________________________________________________________________________ Figure 1. Clusters showing the similarity of three sites San Luis Pasture, San Luis Forest and Monteverde Pasture in their Apidae composition using a Simple Linkage Cluster Analysis. _____________________________________________________________________________________

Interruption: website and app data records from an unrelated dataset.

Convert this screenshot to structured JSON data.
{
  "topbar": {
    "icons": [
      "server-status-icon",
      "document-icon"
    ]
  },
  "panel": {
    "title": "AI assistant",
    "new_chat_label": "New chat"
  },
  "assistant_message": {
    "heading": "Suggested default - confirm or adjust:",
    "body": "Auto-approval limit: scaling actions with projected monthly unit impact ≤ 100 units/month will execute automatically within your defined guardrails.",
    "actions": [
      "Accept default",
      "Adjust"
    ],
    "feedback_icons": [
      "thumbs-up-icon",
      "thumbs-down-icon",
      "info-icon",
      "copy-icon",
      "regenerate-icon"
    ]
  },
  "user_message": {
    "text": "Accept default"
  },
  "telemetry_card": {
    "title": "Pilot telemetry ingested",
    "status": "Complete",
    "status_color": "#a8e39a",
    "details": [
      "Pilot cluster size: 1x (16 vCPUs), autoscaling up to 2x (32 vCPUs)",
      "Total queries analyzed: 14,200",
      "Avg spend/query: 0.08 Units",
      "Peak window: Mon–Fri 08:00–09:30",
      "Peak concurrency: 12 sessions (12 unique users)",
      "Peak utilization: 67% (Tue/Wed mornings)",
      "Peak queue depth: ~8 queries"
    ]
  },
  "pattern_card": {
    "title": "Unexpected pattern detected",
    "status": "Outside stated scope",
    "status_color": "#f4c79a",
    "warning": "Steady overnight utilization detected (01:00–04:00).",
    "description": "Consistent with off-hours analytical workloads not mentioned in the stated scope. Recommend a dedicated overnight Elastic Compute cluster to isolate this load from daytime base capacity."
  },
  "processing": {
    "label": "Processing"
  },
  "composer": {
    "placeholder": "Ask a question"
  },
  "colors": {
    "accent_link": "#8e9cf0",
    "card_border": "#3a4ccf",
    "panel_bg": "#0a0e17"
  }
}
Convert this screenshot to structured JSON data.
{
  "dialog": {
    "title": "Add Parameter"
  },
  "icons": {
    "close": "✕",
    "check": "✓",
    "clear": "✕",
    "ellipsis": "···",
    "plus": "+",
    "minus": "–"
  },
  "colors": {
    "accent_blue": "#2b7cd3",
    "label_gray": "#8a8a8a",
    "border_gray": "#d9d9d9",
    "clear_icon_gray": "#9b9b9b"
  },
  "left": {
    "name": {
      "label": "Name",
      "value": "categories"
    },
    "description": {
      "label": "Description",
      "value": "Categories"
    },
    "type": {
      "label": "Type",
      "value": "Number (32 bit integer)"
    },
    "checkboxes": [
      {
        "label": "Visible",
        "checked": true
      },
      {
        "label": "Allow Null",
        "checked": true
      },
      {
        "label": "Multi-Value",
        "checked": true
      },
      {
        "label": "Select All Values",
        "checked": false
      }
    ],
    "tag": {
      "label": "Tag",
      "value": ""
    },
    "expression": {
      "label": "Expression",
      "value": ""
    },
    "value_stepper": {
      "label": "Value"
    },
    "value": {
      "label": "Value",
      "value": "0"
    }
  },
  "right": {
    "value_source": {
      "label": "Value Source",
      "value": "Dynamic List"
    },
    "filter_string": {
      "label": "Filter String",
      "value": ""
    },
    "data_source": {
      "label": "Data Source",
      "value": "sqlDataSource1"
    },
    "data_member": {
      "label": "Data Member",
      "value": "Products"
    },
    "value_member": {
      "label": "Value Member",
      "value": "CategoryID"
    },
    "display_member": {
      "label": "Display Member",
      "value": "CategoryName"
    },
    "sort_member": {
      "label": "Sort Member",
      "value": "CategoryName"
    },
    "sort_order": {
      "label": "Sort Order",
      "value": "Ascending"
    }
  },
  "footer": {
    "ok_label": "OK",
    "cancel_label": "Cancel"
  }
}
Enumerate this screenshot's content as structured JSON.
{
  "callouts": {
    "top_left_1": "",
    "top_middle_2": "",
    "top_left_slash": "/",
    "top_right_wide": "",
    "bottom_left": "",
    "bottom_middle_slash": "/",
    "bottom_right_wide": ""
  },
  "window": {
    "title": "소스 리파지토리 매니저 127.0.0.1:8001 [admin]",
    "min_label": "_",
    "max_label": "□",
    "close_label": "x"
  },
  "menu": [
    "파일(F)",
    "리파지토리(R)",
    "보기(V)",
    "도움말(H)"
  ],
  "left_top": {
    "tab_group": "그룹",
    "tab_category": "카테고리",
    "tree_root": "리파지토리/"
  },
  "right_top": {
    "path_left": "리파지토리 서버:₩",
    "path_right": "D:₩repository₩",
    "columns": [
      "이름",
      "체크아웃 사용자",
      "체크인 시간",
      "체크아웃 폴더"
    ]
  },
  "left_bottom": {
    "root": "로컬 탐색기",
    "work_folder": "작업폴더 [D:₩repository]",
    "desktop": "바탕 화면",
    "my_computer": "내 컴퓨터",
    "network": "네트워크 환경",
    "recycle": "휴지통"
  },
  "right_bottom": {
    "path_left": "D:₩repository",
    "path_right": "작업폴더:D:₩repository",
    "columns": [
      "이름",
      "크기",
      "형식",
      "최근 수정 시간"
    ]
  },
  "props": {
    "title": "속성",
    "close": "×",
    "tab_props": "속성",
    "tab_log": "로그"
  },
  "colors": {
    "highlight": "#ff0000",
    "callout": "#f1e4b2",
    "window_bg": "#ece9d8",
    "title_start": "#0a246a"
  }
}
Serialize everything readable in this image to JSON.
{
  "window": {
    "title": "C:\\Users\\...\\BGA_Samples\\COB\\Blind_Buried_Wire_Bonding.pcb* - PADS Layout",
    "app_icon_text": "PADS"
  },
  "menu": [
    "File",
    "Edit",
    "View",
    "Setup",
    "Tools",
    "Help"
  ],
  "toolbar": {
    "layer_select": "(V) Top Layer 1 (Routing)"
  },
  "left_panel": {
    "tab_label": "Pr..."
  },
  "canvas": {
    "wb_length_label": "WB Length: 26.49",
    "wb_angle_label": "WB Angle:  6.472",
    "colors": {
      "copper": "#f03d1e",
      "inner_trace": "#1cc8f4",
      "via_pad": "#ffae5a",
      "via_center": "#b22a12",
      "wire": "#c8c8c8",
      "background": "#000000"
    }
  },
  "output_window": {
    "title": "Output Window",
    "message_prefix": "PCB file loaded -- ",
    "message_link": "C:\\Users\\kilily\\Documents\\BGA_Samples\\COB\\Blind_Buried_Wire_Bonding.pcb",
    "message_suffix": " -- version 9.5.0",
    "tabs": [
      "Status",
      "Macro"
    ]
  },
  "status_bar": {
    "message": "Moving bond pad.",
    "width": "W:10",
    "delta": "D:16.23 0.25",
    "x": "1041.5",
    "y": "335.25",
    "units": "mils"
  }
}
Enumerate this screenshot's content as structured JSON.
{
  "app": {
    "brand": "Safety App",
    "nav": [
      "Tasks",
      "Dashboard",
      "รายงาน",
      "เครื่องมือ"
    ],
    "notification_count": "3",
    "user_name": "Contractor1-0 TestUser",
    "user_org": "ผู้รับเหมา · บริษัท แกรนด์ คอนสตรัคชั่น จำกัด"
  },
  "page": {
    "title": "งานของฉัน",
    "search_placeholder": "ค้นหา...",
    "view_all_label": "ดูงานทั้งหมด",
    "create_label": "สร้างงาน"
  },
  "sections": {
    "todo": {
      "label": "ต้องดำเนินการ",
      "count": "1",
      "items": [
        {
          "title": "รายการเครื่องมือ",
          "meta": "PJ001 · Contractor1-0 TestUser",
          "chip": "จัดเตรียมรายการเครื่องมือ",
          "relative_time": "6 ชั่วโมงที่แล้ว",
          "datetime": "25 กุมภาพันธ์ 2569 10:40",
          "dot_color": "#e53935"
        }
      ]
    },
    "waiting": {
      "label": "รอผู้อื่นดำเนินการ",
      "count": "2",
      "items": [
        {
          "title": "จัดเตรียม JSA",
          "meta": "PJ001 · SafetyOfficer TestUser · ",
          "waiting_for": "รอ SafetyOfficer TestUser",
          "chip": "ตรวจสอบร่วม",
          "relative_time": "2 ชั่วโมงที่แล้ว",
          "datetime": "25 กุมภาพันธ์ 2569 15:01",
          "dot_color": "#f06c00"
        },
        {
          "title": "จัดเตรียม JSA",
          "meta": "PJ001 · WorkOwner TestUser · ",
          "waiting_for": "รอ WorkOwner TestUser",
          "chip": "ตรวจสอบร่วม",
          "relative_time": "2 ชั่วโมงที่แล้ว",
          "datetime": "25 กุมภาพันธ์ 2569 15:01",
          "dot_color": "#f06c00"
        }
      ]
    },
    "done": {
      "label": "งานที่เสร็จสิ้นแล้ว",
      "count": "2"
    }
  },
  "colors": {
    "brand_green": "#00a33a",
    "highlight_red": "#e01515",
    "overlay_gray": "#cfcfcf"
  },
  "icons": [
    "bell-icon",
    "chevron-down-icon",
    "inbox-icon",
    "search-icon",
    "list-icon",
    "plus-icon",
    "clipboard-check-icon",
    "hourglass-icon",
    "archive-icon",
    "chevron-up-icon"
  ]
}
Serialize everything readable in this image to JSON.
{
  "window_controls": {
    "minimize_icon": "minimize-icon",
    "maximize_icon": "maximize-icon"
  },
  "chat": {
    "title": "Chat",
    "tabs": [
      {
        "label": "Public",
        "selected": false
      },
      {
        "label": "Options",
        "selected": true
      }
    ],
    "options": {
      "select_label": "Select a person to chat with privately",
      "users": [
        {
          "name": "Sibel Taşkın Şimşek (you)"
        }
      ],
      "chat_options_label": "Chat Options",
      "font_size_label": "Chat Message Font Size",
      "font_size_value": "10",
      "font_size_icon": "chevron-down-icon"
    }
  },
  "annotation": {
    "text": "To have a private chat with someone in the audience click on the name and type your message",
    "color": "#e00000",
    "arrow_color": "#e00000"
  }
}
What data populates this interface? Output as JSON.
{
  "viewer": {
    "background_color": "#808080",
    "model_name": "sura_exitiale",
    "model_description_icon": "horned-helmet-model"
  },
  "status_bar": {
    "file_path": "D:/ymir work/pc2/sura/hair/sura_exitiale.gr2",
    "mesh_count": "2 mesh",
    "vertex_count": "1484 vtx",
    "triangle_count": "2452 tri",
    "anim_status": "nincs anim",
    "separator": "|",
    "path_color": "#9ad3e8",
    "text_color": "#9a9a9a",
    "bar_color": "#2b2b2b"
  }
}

________________________________________________________________________ Figure 2. Distribution of Stingless Bees on Pacific Slope of Costa Rica from InBIO and this studyÂ€s data. _____________________________________________________________________________________ _______________________________________________________________________ _ Figure 3. Distribution of all Apidae on Pacific Slope of Costa Rica from InBIO and this studyÂ€s data. _____________________________________________________________________________________